Even so, he decided he would tell Llarimar about them the next morning. Perhaps Llarimar could use the dreams to help push for peace with Idris. Since old Dedelin hadn’t sent his firstborn daughter, it would mean more debates in the court. More talk of war. This princess’s arrival should have settled it, but he knew that the war hawks among the gods would not let the issue die.
“Still,” Llarimar said, as if talking to himself. “They did send someone. That is a good sign, surely. An outright refusal would have meant war for certain.”
“And whoever Certain is, I doubt we should have a war for him,” Lightsong said idly, inspecting a grape. “War is, in my divine opinion, even worse than politics.”
“Some say the two are the same, Your Grace.”
“Nonsense. War is far worse. At least where politics is going on, there are usually nice hors d’oeuvres.”
As usual, Llarimar ignored Lightsong’s witty remarks. Lightsong would have been offended if he hadn’t known there were three separate lesser priests standing at the back of the patio, recording his words, searching for wisdom and meaning within them.
“What will the Idrian rebels do now, do you think?” Llarimar asked.
“Here’s the thing, Scoot,” Lightsong said, leaning back, closing his eyes and feeling the sun on his face. “The Idrians don’t consider themselves to be rebels. They’re not sitting up in their hills, waiting for the day when they can return in triumph to Hallandren. This isn’t their home anymore.”
“Those peaks are hardly a kingdom.”
“They’re enough of a kingdom to control the area’s best mineral deposits, four vital passes to the north, and the original royal line of the original Hallandren dynasty. They don’t need us, my friend.”
“And the talk of Idrian dissidents in the city, ones rousing the people against the Court of Gods?”
“Rumors only,” Lightsong said. “Though, when I’m proven wrong and the underprivileged masses storm my palace and burn me at the stake, I’ll be sure to inform them that you were right all along. You’ll get the last laugh. Or . . . well, the last scream, since you’ll probably be tied up beside me.”
Llarimar sighed, and Lightsong opened his eyes to find the priest regarding him with a contemplative expression. The priest didn’t chastise Lightsong for his levity. Llarimar just reached down, putting his headdress back on. He was the priest; Lightsong was the god. There would be no questioning of motives, no rebukes. If Lightsong gave an order, they would all do exactly as he said.
Sometimes, that terrified him.

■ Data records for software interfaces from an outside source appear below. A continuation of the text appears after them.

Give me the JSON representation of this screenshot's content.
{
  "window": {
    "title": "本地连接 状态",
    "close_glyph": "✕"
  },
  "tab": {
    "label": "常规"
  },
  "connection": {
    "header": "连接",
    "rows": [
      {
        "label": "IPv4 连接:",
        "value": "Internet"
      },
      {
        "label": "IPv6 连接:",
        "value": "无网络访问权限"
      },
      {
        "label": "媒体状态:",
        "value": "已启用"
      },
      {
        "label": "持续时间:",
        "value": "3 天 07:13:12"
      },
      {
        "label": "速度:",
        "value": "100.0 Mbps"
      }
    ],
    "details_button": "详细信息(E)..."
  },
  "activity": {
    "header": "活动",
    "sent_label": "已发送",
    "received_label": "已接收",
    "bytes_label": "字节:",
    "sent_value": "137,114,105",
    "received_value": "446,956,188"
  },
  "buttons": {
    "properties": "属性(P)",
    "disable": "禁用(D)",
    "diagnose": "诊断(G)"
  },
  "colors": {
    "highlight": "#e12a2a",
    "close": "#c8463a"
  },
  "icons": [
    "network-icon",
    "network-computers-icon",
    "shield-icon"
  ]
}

But not this day. He was, instead, annoyed. The queen’s arrival had somehow gotten him talking about politics—and the day had been going so well until then.
“More wine,” Lightsong said, raising his cup.
“You can’t get drunk, Your Grace,” Llarimar noted. “Your body is immune to all toxins.”
“I know,” Lightsong said as a lesser servant filled his cup. “But trust me—I’m quite good at pretending.”